Condition C1 states that “The provider must demonstrate that in developing and implementing its policies, procedures and terms and conditions it has given due regard to relevant guidance about how to comply with consumer protection law” and “relevant guidance” refers to the Competition and Markets Authority (CMA) guidance that can be found on the government website. Section 1.18 of the CMA guidance sets out the expectations for student complaints, including setting clear timescales, not creating unreasonable barriers for pursuing complaints, clarifying routes for escalation and ensuring staff are appropriately trained – so 5, 6 and 7 flesh out that guidance in relation to harassment.
This does not mean that failing to deliver one of the statements in points 5, 6 and 7 of the proposed statement of expectations would automatically constitute a breach – OfS would consider the context, the reasons for the provider’s approach, and whether it had taken alternative action.
This isn’t everything that everyone wanted. Some will see an encroachment on institutional autonomy in principle – but who wants the freedom to fail students? Others will bemoan the fact that principles 1-4 won’t be formally enforced – at least not yet. Many will wish there was a way to consistently collect stats and will wonder why OfS is not proposing to gather them. Some will argue that the sector was doing this anyway, and others will worry about having the time to do deep student engagement and put in place new policies and practice in time for a “go live” date of this summer.
Some would have wanted a proper new condition of registration and others would have wanted policies to be published and put on DiscoverUni. OfS hasn’t ruled any of that out, but figures this approach is right for now. The evidence gathering for breaches of principle 5, 6 and 7 looks pretty wobbly too – depending on OIA referral, emailed “notifications” and “reportable events” might not do the highlighting that’s needed – but it’s a start, especially if SU advice centres can be persuaded that a confidential notification to OfS of systemic failures will improve things for students – something that it proposes to encourage.
Some would have wanted a requirement on anyone employed at a university that becomes aware of harassment to have to report it. And quasi or actually separate organisations – halls managers, colleges in collegiates, sports departments and crucially SUs that have been operating separate procedures with different definitions, panels and processes – will need to be much better knitted in and the data sharing issues solved, with clarity and consistency of protection for students the prize.
We’re still not really clear on the duty of care that a university has over a student, either. It’s all very well OfS saying “providers are responsible for protecting all its registered students” but extend that out from harassment complaints and things start to get pretty muddy.

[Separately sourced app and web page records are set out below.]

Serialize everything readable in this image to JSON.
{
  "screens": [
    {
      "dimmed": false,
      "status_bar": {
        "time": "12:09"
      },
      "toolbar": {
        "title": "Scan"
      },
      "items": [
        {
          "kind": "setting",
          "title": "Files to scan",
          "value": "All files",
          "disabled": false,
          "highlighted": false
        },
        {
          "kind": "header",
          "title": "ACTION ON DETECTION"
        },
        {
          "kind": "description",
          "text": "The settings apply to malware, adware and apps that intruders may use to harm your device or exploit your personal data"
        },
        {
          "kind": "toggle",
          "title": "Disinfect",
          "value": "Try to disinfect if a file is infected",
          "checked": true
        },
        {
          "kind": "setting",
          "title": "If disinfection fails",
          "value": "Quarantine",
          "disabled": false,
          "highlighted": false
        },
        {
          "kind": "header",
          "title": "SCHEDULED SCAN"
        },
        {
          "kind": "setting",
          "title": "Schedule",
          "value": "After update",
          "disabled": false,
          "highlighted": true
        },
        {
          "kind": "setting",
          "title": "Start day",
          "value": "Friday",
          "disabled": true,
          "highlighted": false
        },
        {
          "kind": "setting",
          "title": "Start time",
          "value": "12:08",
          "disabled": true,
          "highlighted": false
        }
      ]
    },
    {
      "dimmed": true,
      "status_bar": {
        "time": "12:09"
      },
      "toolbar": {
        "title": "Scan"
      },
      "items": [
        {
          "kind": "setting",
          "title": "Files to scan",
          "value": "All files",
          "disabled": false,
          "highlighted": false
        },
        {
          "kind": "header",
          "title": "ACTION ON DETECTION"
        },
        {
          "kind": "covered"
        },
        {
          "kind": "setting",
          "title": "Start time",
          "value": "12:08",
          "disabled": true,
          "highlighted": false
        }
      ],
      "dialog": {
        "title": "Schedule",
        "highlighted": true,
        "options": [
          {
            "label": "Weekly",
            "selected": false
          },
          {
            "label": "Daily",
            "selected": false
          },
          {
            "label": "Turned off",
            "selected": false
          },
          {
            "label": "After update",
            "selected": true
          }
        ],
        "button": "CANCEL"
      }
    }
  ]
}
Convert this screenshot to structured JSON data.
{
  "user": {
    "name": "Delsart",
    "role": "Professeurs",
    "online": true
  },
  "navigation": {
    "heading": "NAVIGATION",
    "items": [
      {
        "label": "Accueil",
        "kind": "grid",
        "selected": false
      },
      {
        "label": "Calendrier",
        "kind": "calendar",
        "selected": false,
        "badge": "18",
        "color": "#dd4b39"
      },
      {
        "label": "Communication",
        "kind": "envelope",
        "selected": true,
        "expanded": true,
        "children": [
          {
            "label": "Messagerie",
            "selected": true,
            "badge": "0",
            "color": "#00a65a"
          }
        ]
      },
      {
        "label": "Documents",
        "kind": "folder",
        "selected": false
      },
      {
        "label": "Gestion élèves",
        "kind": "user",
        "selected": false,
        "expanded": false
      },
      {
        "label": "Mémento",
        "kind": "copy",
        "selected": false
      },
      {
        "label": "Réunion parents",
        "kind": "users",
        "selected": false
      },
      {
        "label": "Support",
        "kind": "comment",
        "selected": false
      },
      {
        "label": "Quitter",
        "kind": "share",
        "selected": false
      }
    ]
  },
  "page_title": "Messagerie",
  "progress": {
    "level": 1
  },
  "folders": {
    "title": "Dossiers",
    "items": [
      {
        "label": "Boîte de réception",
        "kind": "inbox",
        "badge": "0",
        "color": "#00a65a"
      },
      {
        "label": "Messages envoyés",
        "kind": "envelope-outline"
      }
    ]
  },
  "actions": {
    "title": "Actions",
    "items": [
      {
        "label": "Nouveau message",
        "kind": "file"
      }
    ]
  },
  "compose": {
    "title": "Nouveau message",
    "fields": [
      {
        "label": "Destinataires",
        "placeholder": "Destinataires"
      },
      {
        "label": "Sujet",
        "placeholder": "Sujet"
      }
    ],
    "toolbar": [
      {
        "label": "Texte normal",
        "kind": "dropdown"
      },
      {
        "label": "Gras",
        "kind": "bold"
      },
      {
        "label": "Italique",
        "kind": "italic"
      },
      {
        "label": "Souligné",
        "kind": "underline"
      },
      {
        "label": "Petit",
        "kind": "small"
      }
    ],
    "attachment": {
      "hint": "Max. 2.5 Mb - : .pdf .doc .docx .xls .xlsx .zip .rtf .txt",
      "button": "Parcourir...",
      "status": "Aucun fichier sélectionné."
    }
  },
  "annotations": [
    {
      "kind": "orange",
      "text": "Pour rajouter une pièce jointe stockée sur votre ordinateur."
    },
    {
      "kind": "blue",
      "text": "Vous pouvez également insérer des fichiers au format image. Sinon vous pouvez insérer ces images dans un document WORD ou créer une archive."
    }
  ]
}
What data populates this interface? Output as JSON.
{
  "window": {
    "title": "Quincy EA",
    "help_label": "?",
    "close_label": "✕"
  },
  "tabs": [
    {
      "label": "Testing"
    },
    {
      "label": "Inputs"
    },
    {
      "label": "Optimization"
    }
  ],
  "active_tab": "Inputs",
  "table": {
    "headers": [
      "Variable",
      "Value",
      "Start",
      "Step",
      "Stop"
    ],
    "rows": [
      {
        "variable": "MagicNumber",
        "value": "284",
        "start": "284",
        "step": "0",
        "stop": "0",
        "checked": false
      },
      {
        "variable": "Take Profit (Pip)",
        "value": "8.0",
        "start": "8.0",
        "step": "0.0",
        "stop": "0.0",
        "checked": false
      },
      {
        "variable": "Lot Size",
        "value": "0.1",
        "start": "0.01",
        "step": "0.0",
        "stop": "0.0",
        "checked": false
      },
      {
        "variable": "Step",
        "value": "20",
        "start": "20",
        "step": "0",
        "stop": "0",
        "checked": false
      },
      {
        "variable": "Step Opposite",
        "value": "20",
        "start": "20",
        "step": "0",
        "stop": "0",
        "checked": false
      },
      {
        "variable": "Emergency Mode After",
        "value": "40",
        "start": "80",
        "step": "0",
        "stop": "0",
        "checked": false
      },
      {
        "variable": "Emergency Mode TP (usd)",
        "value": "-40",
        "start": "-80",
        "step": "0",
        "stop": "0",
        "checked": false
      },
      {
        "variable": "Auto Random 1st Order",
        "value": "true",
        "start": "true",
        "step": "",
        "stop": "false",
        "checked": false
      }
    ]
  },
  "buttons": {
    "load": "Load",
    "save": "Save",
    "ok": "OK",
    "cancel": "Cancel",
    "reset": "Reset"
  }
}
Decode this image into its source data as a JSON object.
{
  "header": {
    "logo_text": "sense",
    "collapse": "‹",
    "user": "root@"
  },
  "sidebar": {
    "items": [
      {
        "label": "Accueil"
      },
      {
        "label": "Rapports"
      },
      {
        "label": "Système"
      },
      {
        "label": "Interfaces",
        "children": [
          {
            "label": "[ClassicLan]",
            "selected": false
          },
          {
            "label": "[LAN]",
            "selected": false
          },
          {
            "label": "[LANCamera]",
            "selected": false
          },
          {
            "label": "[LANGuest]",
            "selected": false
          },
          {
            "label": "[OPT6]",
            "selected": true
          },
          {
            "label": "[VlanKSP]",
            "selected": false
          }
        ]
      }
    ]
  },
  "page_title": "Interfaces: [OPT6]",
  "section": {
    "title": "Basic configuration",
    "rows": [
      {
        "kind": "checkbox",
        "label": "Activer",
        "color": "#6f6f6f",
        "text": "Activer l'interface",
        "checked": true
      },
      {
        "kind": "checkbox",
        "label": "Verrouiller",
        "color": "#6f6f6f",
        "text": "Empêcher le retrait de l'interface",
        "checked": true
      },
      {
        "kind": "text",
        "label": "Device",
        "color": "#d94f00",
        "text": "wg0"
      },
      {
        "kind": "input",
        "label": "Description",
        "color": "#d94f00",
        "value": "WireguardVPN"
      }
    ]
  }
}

But taken overall, this is very good news for students. The careful coverage of “harder to reach” student groups, both within a large traditional university and in the long tail will be a challenge, but one worth taking on. The implications on handling placement providers or doing due diligence on year abroad partners are fascinating, but desperately needed. The way the work will force conversations about autonomy and consistency within universities can only be a good thing. It probably shouldn’t have taken ten years to get here, but this would never have happened under HEFCE. Students will be better protected as a result of regulation.